◆ EXERCISE DATA

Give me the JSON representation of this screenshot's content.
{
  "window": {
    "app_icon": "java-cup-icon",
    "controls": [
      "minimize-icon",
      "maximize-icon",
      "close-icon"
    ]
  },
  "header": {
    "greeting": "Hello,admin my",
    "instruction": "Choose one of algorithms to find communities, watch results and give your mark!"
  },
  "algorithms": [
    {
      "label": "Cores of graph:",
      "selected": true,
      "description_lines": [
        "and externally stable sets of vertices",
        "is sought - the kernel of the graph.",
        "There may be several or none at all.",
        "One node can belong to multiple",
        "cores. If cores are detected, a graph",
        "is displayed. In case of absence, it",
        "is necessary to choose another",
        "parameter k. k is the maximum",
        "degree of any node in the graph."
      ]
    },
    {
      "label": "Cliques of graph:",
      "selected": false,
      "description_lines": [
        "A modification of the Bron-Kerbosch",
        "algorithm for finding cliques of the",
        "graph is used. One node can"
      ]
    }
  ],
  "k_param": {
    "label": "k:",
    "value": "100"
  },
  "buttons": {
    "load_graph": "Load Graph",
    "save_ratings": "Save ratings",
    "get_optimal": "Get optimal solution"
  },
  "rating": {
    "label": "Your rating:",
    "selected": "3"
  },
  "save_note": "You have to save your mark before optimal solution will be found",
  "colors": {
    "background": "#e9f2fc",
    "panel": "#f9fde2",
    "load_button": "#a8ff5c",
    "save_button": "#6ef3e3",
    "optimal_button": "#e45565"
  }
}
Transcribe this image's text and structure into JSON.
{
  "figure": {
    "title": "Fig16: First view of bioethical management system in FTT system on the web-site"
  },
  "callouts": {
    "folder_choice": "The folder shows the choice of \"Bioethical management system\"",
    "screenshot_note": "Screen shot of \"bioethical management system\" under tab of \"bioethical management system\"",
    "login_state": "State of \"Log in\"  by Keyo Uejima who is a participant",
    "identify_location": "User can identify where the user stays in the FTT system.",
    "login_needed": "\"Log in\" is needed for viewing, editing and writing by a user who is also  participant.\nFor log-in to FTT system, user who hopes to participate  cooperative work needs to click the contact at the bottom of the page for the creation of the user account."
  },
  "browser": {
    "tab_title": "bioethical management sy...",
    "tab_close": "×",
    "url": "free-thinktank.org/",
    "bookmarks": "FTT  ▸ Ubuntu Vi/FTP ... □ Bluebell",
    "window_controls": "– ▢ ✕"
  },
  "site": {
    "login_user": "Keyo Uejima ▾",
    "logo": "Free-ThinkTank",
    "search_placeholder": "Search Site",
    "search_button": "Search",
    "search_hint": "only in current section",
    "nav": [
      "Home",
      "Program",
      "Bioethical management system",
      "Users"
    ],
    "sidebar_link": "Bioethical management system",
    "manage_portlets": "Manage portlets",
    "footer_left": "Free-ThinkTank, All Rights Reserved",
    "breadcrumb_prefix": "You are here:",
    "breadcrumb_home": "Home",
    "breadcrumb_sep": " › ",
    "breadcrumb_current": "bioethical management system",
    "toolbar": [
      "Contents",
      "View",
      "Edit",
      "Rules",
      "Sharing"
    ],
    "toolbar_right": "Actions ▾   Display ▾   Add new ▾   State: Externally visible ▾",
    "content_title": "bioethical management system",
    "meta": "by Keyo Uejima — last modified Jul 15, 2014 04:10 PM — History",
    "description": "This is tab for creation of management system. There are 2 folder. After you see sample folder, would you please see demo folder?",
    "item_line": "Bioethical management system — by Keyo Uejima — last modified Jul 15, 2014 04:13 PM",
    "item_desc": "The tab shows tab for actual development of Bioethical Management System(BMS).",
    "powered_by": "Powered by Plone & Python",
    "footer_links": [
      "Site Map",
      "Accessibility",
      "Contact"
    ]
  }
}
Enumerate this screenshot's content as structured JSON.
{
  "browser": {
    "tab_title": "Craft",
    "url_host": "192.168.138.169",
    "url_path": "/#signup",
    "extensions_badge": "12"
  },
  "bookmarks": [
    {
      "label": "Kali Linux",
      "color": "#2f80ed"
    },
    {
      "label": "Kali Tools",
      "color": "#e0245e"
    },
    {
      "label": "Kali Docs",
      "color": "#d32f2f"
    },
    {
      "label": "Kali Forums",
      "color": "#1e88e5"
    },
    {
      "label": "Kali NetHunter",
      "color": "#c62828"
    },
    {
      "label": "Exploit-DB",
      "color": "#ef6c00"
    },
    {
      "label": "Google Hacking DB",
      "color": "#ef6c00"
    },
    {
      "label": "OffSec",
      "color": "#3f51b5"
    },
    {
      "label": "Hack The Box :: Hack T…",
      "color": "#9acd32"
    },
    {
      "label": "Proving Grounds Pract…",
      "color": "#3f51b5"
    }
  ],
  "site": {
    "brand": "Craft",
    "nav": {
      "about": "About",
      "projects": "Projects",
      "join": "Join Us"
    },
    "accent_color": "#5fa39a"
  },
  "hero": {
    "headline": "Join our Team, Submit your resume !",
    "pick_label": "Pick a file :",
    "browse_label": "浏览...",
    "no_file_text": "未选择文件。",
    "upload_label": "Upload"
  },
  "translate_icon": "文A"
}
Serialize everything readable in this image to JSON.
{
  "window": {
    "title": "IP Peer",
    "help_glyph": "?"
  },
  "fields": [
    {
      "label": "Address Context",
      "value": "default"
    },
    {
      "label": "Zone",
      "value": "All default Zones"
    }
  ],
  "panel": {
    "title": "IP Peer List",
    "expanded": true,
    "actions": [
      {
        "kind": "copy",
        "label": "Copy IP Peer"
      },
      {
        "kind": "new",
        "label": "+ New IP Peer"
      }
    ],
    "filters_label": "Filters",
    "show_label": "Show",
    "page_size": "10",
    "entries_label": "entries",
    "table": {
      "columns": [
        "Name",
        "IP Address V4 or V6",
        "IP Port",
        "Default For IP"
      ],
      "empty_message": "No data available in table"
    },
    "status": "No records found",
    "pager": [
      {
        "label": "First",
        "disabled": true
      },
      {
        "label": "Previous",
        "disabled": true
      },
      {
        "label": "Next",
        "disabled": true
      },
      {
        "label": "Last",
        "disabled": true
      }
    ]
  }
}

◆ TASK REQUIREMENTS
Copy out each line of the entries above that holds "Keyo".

◆ WRITTEN RESPONSE
    "login_state": "State of \"Log in\"  by Keyo Uejima who is a participant",
    "login_user": "Keyo Uejima ▾",
    "meta": "by Keyo Uejima — last modified Jul 15, 2014 04:10 PM — History",
    "item_line": "Bioethical management system — by Keyo Uejima — last modified Jul 15, 2014 04:13 PM",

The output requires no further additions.